Records:
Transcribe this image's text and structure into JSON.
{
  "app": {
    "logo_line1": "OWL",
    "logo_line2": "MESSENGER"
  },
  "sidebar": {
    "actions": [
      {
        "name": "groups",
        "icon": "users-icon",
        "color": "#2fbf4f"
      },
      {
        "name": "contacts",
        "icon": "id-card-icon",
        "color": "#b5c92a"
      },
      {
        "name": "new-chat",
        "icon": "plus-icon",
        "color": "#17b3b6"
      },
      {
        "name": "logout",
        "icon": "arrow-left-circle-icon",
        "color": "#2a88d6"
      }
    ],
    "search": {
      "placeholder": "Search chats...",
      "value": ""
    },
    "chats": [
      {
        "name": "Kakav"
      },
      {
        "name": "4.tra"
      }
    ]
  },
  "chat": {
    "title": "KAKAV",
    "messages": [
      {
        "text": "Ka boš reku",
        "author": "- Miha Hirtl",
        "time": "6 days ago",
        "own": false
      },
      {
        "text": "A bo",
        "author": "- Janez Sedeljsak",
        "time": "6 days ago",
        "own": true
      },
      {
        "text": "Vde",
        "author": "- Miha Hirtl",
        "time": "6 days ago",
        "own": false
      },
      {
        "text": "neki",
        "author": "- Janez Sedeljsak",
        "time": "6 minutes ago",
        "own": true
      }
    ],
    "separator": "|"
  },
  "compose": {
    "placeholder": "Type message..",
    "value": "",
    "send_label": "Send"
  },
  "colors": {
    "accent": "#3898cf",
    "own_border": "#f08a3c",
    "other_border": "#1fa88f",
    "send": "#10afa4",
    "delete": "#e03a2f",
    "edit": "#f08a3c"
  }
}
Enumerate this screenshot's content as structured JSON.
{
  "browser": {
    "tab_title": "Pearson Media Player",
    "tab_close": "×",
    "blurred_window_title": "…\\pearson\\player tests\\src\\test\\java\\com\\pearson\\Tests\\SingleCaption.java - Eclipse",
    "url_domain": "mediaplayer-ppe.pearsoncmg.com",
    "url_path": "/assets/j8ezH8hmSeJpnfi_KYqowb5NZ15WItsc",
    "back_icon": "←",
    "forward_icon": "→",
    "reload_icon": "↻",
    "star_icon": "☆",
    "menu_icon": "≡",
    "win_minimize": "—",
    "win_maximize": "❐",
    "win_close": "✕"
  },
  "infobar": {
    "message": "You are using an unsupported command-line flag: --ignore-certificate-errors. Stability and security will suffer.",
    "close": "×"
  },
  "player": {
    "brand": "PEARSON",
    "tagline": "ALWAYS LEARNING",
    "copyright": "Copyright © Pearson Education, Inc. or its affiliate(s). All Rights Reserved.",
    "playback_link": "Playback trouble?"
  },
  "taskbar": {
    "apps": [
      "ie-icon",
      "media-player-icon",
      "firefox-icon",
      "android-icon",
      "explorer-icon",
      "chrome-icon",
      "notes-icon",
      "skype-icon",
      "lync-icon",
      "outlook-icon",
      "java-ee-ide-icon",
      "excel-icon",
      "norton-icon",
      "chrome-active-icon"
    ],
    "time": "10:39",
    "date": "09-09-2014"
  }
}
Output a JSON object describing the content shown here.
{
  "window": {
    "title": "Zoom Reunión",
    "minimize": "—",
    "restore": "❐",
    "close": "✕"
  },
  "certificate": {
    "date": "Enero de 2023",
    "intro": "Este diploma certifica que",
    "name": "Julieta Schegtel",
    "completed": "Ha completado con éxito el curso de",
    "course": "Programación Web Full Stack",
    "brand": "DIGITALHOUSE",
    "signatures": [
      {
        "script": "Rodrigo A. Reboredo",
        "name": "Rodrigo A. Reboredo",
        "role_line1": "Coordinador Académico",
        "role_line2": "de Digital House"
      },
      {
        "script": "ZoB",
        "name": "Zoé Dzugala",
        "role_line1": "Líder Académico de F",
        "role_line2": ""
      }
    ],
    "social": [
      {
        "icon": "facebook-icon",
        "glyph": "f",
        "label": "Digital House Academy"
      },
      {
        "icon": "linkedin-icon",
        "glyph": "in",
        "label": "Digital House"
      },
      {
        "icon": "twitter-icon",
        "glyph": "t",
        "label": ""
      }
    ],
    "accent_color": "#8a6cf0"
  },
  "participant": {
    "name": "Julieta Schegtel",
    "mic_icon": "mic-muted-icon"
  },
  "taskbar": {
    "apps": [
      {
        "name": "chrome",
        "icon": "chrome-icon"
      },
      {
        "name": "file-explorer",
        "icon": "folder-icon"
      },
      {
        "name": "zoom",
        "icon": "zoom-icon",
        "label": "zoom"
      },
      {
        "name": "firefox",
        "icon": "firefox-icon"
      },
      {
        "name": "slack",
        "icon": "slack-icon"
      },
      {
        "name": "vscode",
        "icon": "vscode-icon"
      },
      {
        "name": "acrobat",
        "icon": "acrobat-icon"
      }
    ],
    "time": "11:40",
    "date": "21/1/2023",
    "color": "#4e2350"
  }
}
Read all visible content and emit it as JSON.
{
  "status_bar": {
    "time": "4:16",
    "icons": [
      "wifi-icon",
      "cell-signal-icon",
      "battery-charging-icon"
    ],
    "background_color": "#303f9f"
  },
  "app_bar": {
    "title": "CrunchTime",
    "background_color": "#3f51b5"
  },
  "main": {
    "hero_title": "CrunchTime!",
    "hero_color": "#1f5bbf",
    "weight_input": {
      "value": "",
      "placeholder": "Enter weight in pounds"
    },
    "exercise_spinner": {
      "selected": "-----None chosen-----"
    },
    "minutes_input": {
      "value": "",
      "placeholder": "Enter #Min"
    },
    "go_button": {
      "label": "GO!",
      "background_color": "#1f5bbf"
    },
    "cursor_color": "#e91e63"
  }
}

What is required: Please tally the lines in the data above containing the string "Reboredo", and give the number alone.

Written response: 2